In the entries that follow, find each line with the word "JSON" and copy it.

── Dataset ──

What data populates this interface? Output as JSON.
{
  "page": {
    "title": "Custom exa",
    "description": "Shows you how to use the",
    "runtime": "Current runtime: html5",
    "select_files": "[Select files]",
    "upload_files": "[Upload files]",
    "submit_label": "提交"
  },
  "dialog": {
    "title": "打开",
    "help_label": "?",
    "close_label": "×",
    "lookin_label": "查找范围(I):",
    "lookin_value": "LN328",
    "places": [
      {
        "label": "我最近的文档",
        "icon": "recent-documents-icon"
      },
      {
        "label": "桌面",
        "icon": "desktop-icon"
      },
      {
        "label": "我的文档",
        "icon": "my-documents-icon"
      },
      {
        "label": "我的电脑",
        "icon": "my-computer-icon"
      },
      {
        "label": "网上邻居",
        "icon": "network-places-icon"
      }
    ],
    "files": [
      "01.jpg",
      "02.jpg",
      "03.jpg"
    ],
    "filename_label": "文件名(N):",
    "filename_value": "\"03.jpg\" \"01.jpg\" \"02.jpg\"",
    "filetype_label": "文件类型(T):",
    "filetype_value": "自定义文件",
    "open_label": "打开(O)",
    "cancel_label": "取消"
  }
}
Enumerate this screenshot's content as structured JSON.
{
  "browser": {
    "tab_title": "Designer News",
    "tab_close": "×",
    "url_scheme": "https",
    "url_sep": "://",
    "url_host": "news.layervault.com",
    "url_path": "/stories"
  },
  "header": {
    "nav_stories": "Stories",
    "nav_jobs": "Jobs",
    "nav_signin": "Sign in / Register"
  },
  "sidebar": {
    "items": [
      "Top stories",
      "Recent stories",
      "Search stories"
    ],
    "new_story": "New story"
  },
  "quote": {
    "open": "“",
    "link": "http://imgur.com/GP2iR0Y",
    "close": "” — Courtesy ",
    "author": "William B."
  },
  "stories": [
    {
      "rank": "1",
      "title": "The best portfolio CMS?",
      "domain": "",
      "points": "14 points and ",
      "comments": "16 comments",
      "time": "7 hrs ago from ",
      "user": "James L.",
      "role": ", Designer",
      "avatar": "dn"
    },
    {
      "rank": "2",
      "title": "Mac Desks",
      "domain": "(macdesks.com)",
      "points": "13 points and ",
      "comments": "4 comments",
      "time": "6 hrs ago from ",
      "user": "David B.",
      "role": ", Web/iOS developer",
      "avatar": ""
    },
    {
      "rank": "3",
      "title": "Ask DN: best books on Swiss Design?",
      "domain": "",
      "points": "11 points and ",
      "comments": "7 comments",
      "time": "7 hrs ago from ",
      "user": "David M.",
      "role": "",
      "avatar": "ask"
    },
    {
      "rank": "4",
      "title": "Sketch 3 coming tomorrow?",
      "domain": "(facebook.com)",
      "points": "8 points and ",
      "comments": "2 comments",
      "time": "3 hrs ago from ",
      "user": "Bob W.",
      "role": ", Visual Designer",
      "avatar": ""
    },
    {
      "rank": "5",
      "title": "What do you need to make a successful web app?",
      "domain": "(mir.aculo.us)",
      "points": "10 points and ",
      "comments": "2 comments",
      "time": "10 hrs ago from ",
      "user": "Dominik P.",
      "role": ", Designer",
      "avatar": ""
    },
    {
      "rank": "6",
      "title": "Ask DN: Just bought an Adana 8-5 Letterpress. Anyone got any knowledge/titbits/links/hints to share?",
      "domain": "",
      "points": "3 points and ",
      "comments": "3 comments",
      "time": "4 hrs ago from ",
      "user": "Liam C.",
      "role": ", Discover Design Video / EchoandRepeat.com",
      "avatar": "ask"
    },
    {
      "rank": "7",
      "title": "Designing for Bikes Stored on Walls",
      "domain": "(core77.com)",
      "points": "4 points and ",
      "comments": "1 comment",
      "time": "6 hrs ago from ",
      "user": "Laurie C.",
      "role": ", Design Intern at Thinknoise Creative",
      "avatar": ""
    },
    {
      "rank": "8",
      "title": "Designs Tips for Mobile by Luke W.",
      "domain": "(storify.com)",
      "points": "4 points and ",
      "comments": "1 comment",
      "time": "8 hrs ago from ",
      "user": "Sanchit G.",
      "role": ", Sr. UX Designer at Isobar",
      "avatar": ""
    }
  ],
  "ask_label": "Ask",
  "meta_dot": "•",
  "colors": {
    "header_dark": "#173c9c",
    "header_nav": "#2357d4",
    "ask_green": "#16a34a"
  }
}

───

- [Final answer]:
What data populates this interface? Output as JSON.
Enumerate this screenshot's content as structured JSON.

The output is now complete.